BEGIN

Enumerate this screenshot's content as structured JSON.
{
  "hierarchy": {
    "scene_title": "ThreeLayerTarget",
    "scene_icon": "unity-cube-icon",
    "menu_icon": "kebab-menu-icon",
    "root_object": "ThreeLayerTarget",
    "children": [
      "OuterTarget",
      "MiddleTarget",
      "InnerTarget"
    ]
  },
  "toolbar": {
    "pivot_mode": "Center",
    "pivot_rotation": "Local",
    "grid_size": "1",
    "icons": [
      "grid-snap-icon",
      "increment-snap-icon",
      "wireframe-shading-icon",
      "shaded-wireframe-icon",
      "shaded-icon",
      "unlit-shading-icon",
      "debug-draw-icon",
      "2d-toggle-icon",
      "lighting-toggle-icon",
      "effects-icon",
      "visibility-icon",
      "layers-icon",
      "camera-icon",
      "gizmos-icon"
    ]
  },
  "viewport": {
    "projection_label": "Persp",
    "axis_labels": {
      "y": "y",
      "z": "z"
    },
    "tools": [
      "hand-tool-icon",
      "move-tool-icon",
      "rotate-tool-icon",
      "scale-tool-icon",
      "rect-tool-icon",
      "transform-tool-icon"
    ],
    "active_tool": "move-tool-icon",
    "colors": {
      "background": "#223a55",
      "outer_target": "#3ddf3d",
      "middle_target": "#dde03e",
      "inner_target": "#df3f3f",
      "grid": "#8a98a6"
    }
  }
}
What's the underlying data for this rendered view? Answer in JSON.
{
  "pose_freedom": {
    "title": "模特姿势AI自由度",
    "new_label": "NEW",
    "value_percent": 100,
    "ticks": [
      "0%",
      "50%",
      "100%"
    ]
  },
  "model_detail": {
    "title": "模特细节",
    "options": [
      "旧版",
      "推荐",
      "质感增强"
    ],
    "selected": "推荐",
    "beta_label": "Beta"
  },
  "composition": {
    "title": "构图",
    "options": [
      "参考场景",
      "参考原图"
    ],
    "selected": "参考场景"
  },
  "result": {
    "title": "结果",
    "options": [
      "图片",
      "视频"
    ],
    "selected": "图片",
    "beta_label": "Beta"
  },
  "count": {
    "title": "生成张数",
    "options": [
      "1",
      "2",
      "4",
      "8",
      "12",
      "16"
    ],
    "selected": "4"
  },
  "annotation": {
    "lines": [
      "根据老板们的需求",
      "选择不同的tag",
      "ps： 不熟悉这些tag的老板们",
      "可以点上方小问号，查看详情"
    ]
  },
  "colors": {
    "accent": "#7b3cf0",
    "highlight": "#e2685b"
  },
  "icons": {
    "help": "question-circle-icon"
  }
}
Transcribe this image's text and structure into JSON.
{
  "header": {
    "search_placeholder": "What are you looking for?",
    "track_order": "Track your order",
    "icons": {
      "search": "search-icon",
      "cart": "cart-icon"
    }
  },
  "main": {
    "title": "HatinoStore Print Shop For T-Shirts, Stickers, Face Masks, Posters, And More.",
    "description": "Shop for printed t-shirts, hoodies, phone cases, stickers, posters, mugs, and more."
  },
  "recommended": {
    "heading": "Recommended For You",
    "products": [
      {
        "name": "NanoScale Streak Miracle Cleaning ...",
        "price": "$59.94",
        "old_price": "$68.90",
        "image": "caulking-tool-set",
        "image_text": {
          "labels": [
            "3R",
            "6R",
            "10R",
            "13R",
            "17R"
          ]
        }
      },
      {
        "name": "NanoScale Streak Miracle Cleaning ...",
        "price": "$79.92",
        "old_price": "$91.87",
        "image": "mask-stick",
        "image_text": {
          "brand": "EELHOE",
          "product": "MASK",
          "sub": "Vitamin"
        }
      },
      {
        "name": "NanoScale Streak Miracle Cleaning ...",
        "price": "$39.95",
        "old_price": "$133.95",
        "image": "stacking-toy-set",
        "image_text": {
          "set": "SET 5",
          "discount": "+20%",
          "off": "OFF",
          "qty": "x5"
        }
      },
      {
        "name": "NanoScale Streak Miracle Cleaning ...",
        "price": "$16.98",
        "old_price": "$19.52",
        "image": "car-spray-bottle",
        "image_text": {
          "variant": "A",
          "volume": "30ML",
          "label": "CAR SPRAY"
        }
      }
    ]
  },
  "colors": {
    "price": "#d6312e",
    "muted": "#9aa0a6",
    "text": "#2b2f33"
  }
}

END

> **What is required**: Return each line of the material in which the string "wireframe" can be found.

> **Answer box**:
      "wireframe-shading-icon",
      "shaded-wireframe-icon",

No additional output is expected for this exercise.